=== Available records ===
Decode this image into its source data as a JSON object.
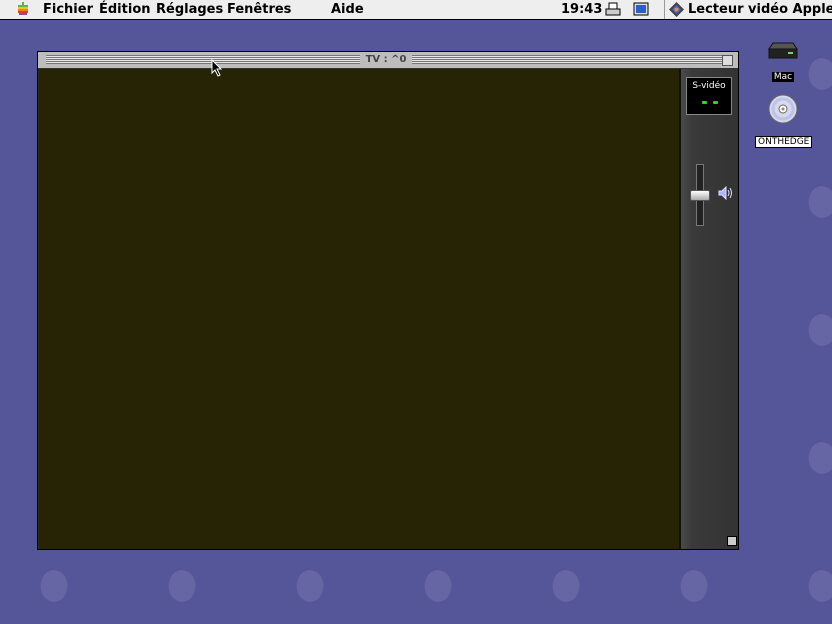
{
  "menubar": {
    "apple_icon": "apple-logo-icon",
    "items": [
      "Fichier",
      "Édition",
      "Réglages",
      "Fenêtres",
      "Aide"
    ],
    "clock": "19:43",
    "printer_icon": "printer-icon",
    "monitor_icon": "monitor-icon",
    "app_icon": "video-player-icon",
    "app_name": "Lecteur vidéo Apple"
  },
  "desktop": {
    "icons": [
      {
        "label": "Mac",
        "icon": "hard-disk-icon"
      },
      {
        "label": "ONTHEDGE",
        "icon": "cd-rom-icon"
      }
    ]
  },
  "window": {
    "title": "TV : ^0",
    "source_label": "S-vidéo",
    "volume_icon": "speaker-icon",
    "volume_level": 0.5
  },
  "colors": {
    "desktop_bg": "#55559a",
    "video_bg": "#262404",
    "panel_bg": "#333333",
    "led": "#1fe01f"
  }
}
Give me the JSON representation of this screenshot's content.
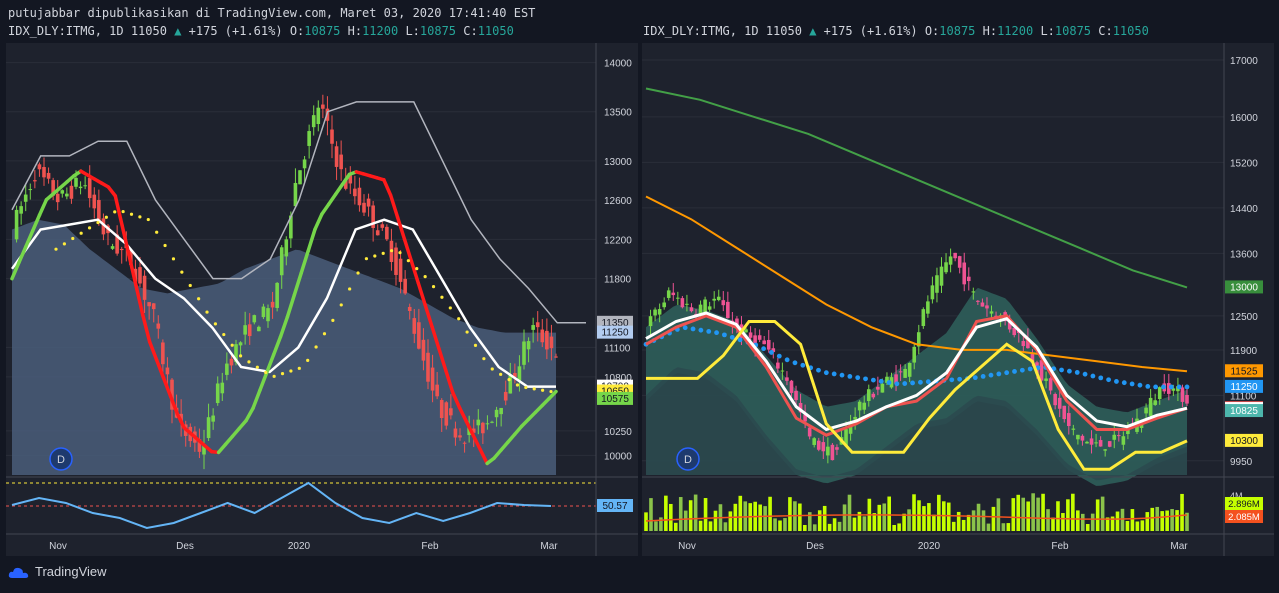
{
  "header": {
    "publish_line": "putujabbar dipublikasikan di TradingView.com, Maret 03, 2020 17:41:40 EST"
  },
  "left": {
    "symbol": "IDX_DLY:ITMG, 1D 11050",
    "change": "+175 (+1.61%)",
    "o_label": "O:",
    "o": "10875",
    "h_label": "H:",
    "h": "11200",
    "l_label": "L:",
    "l": "10875",
    "c_label": "C:",
    "c": "11050",
    "price_ticks": [
      "14000",
      "13500",
      "13000",
      "12600",
      "12200",
      "11800",
      "11100",
      "10800",
      "10250",
      "10000"
    ],
    "badges": [
      {
        "text": "11350",
        "value": 11350,
        "bg": "#b2b5be",
        "fg": "#131722"
      },
      {
        "text": "11250",
        "value": 11250,
        "bg": "#b2ccf0",
        "fg": "#131722"
      },
      {
        "text": "10700",
        "value": 10700,
        "bg": "#ffffff",
        "fg": "#131722"
      },
      {
        "text": "10650",
        "value": 10650,
        "bg": "#ffeb3b",
        "fg": "#131722"
      },
      {
        "text": "10575",
        "value": 10575,
        "bg": "#76d64a",
        "fg": "#131722"
      }
    ],
    "osc_badge": "50.57",
    "time_ticks": [
      "Nov",
      "Des",
      "2020",
      "Feb",
      "Mar"
    ],
    "d_badge": "D"
  },
  "right": {
    "symbol": "IDX_DLY:ITMG, 1D 11050",
    "change": "+175 (+1.61%)",
    "o_label": "O:",
    "o": "10875",
    "h_label": "H:",
    "h": "11200",
    "l_label": "L:",
    "l": "10875",
    "c_label": "C:",
    "c": "11050",
    "price_ticks": [
      "17000",
      "16000",
      "15200",
      "14400",
      "13600",
      "12500",
      "11900",
      "11100",
      "9950"
    ],
    "badges": [
      {
        "text": "13000",
        "value": 13000,
        "bg": "#388e3c",
        "fg": "#ffffff"
      },
      {
        "text": "11525",
        "value": 11525,
        "bg": "#ff9800",
        "fg": "#131722"
      },
      {
        "text": "11250",
        "value": 11250,
        "bg": "#2196f3",
        "fg": "#ffffff"
      },
      {
        "text": "10875",
        "value": 10875,
        "bg": "#ef5350",
        "fg": "#ffffff"
      },
      {
        "text": "10875",
        "value": 10860,
        "bg": "#ffffff",
        "fg": "#131722"
      },
      {
        "text": "10825",
        "value": 10825,
        "bg": "#4db6ac",
        "fg": "#ffffff"
      },
      {
        "text": "10300",
        "value": 10300,
        "bg": "#ffeb3b",
        "fg": "#131722"
      }
    ],
    "vol_badges": [
      {
        "text": "2.896M",
        "bg": "#c6ff00",
        "fg": "#131722"
      },
      {
        "text": "2.085M",
        "bg": "#f4511e",
        "fg": "#ffffff"
      }
    ],
    "vol_tick": "4M",
    "time_ticks": [
      "Nov",
      "Des",
      "2020",
      "Feb",
      "Mar"
    ],
    "d_badge": "D"
  },
  "footer": {
    "brand": "TradingView"
  },
  "colors": {
    "bg": "#131722",
    "up": "#76d64a",
    "down": "#ef5350",
    "grid": "#2a2e39"
  },
  "chart_data": [
    {
      "type": "line",
      "title": "IDX_DLY:ITMG, 1D",
      "ylim": [
        9800,
        14200
      ],
      "x": [
        "Nov",
        "Des",
        "2020",
        "Feb",
        "Mar"
      ],
      "series": [
        {
          "name": "close",
          "values": [
            12300,
            12900,
            12600,
            12800,
            12200,
            12000,
            11400,
            10300,
            10050,
            10900,
            11300,
            11500,
            12800,
            13600,
            12800,
            12500,
            12100,
            11300,
            10500,
            10200,
            10300,
            10700,
            11300,
            11050
          ]
        }
      ],
      "oscillator": {
        "last": 50.57
      }
    },
    {
      "type": "line",
      "title": "IDX_DLY:ITMG, 1D",
      "ylim": [
        9700,
        17300
      ],
      "x": [
        "Nov",
        "Des",
        "2020",
        "Feb",
        "Mar"
      ],
      "series": [
        {
          "name": "close",
          "values": [
            12300,
            12900,
            12600,
            12800,
            12200,
            12000,
            11400,
            10300,
            10050,
            10900,
            11300,
            11500,
            12800,
            13600,
            12800,
            12500,
            12100,
            11300,
            10500,
            10200,
            10300,
            10700,
            11300,
            11050
          ]
        }
      ],
      "volume_last": [
        "2.896M",
        "2.085M"
      ]
    }
  ]
}
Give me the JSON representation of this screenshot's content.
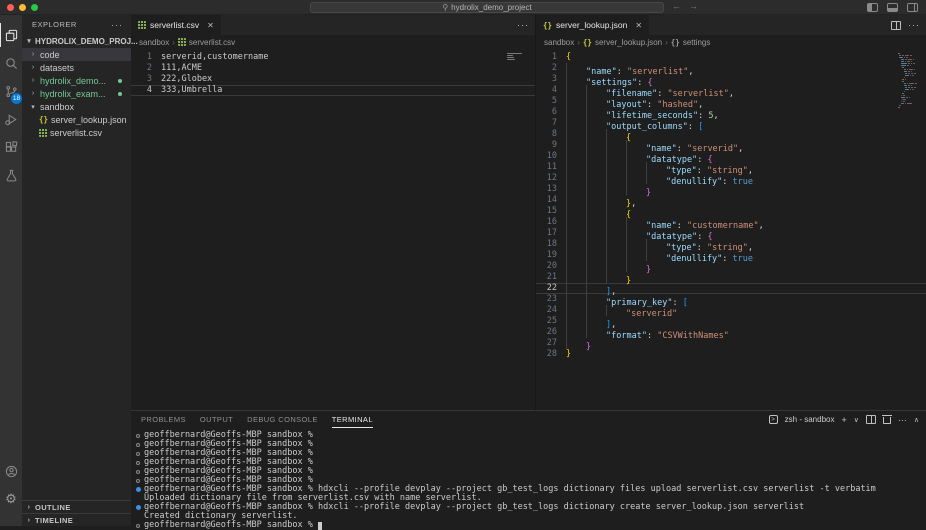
{
  "titlebar": {
    "search_text": "hydrolix_demo_project",
    "back_arrow": "←",
    "forward_arrow": "→",
    "traffic_colors": {
      "close": "#ff5f57",
      "minimize": "#febc2e",
      "zoom": "#28c840"
    }
  },
  "activity_bar": {
    "items": [
      "explorer",
      "search",
      "source-control",
      "run-and-debug",
      "extensions",
      "testing"
    ],
    "active_item": "explorer",
    "source_control_badge": "18",
    "bottom_items": [
      "accounts",
      "settings"
    ]
  },
  "sidebar": {
    "title": "EXPLORER",
    "more_actions": "···",
    "root_label": "HYDROLIX_DEMO_PROJ...",
    "items": [
      {
        "label": "code",
        "kind": "folder",
        "chevron": "right",
        "selected": true
      },
      {
        "label": "datasets",
        "kind": "folder",
        "chevron": "right"
      },
      {
        "label": "hydrolix_demo...",
        "kind": "folder",
        "chevron": "right",
        "green": true,
        "dot": true
      },
      {
        "label": "hydrolix_exam...",
        "kind": "folder",
        "chevron": "right",
        "green": true,
        "dot": true
      },
      {
        "label": "sandbox",
        "kind": "folder",
        "chevron": "down"
      },
      {
        "label": "server_lookup.json",
        "kind": "file",
        "icon": "json"
      },
      {
        "label": "serverlist.csv",
        "kind": "file",
        "icon": "csv"
      }
    ],
    "bottom_sections": [
      "OUTLINE",
      "TIMELINE"
    ]
  },
  "editor_left": {
    "tab_label": "serverlist.csv",
    "tab_icon": "csv",
    "close_glyph": "✕",
    "more_actions": "···",
    "breadcrumb": [
      {
        "label": "sandbox"
      },
      {
        "label": "serverlist.csv",
        "icon": "csv"
      }
    ],
    "active_line": 4,
    "lines": [
      "serverid,customername",
      "111,ACME",
      "222,Globex",
      "333,Umbrella"
    ]
  },
  "editor_right": {
    "tab_label": "server_lookup.json",
    "tab_icon": "json",
    "close_glyph": "✕",
    "more_actions": "···",
    "breadcrumb": [
      {
        "label": "sandbox"
      },
      {
        "label": "server_lookup.json",
        "icon": "json"
      },
      {
        "label": "settings",
        "icon": "json-gray"
      }
    ],
    "active_line": 22,
    "lines": [
      [
        [
          "g",
          "{"
        ]
      ],
      [
        [
          "p",
          "    "
        ],
        [
          "k",
          "\"name\""
        ],
        [
          "p",
          ": "
        ],
        [
          "s",
          "\"serverlist\""
        ],
        [
          "p",
          ","
        ]
      ],
      [
        [
          "p",
          "    "
        ],
        [
          "k",
          "\"settings\""
        ],
        [
          "p",
          ": "
        ],
        [
          "m",
          "{"
        ]
      ],
      [
        [
          "p",
          "        "
        ],
        [
          "k",
          "\"filename\""
        ],
        [
          "p",
          ": "
        ],
        [
          "s",
          "\"serverlist\""
        ],
        [
          "p",
          ","
        ]
      ],
      [
        [
          "p",
          "        "
        ],
        [
          "k",
          "\"layout\""
        ],
        [
          "p",
          ": "
        ],
        [
          "s",
          "\"hashed\""
        ],
        [
          "p",
          ","
        ]
      ],
      [
        [
          "p",
          "        "
        ],
        [
          "k",
          "\"lifetime_seconds\""
        ],
        [
          "p",
          ": "
        ],
        [
          "n",
          "5"
        ],
        [
          "p",
          ","
        ]
      ],
      [
        [
          "p",
          "        "
        ],
        [
          "k",
          "\"output_columns\""
        ],
        [
          "p",
          ": "
        ],
        [
          "u",
          "["
        ]
      ],
      [
        [
          "p",
          "            "
        ],
        [
          "g",
          "{"
        ]
      ],
      [
        [
          "p",
          "                "
        ],
        [
          "k",
          "\"name\""
        ],
        [
          "p",
          ": "
        ],
        [
          "s",
          "\"serverid\""
        ],
        [
          "p",
          ","
        ]
      ],
      [
        [
          "p",
          "                "
        ],
        [
          "k",
          "\"datatype\""
        ],
        [
          "p",
          ": "
        ],
        [
          "m",
          "{"
        ]
      ],
      [
        [
          "p",
          "                    "
        ],
        [
          "k",
          "\"type\""
        ],
        [
          "p",
          ": "
        ],
        [
          "s",
          "\"string\""
        ],
        [
          "p",
          ","
        ]
      ],
      [
        [
          "p",
          "                    "
        ],
        [
          "k",
          "\"denullify\""
        ],
        [
          "p",
          ": "
        ],
        [
          "b",
          "true"
        ]
      ],
      [
        [
          "p",
          "                "
        ],
        [
          "m",
          "}"
        ]
      ],
      [
        [
          "p",
          "            "
        ],
        [
          "g",
          "}"
        ],
        [
          "p",
          ","
        ]
      ],
      [
        [
          "p",
          "            "
        ],
        [
          "g",
          "{"
        ]
      ],
      [
        [
          "p",
          "                "
        ],
        [
          "k",
          "\"name\""
        ],
        [
          "p",
          ": "
        ],
        [
          "s",
          "\"customername\""
        ],
        [
          "p",
          ","
        ]
      ],
      [
        [
          "p",
          "                "
        ],
        [
          "k",
          "\"datatype\""
        ],
        [
          "p",
          ": "
        ],
        [
          "m",
          "{"
        ]
      ],
      [
        [
          "p",
          "                    "
        ],
        [
          "k",
          "\"type\""
        ],
        [
          "p",
          ": "
        ],
        [
          "s",
          "\"string\""
        ],
        [
          "p",
          ","
        ]
      ],
      [
        [
          "p",
          "                    "
        ],
        [
          "k",
          "\"denullify\""
        ],
        [
          "p",
          ": "
        ],
        [
          "b",
          "true"
        ]
      ],
      [
        [
          "p",
          "                "
        ],
        [
          "m",
          "}"
        ]
      ],
      [
        [
          "p",
          "            "
        ],
        [
          "g",
          "}"
        ]
      ],
      [
        [
          "p",
          "        "
        ],
        [
          "u",
          "]"
        ],
        [
          "p",
          ","
        ]
      ],
      [
        [
          "p",
          "        "
        ],
        [
          "k",
          "\"primary_key\""
        ],
        [
          "p",
          ": "
        ],
        [
          "u",
          "["
        ]
      ],
      [
        [
          "p",
          "            "
        ],
        [
          "s",
          "\"serverid\""
        ]
      ],
      [
        [
          "p",
          "        "
        ],
        [
          "u",
          "]"
        ],
        [
          "p",
          ","
        ]
      ],
      [
        [
          "p",
          "        "
        ],
        [
          "k",
          "\"format\""
        ],
        [
          "p",
          ": "
        ],
        [
          "s",
          "\"CSVWithNames\""
        ]
      ],
      [
        [
          "p",
          "    "
        ],
        [
          "m",
          "}"
        ]
      ],
      [
        [
          "g",
          "}"
        ]
      ]
    ]
  },
  "panel": {
    "tabs": [
      "PROBLEMS",
      "OUTPUT",
      "DEBUG CONSOLE",
      "TERMINAL"
    ],
    "active_tab": "TERMINAL",
    "shell_label": "zsh - sandbox",
    "actions": {
      "new": "+",
      "dropdown": "∨",
      "more": "···",
      "maximize": "∧"
    },
    "terminal_lines": [
      {
        "marker": "empty",
        "text": "geoffbernard@Geoffs-MBP sandbox %"
      },
      {
        "marker": "empty",
        "text": "geoffbernard@Geoffs-MBP sandbox %"
      },
      {
        "marker": "empty",
        "text": "geoffbernard@Geoffs-MBP sandbox %"
      },
      {
        "marker": "empty",
        "text": "geoffbernard@Geoffs-MBP sandbox %"
      },
      {
        "marker": "empty",
        "text": "geoffbernard@Geoffs-MBP sandbox %"
      },
      {
        "marker": "empty",
        "text": "geoffbernard@Geoffs-MBP sandbox %"
      },
      {
        "marker": "blue",
        "text": "geoffbernard@Geoffs-MBP sandbox % hdxcli --profile devplay --project gb_test_logs dictionary files upload serverlist.csv serverlist -t verbatim"
      },
      {
        "marker": "none",
        "text": "Uploaded dictionary file from serverlist.csv with name serverlist."
      },
      {
        "marker": "blue",
        "text": "geoffbernard@Geoffs-MBP sandbox % hdxcli --profile devplay --project gb_test_logs dictionary create server_lookup.json serverlist"
      },
      {
        "marker": "none",
        "text": "Created dictionary serverlist."
      },
      {
        "marker": "empty",
        "text": "geoffbernard@Geoffs-MBP sandbox % ",
        "cursor": true
      }
    ]
  }
}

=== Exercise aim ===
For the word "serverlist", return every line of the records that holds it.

=== Expected answer ===
        "label": "serverlist.csv",
    "tab_label": "serverlist.csv",
        "label": "serverlist.csv",
          "\"serverlist\""
          "\"serverlist\""
        "text": "geoffbernard@Geoffs-MBP sandbox % hdxcli --profile devplay --project gb_test_logs dictionary files upload serverlist.csv serverlist -t verbatim"
        "text": "Uploaded dictionary file from serverlist.csv with name serverlist."
        "text": "geoffbernard@Geoffs-MBP sandbox % hdxcli --profile devplay --project gb_test_logs dictionary create server_lookup.json serverlist"
        "text": "Created dictionary serverlist."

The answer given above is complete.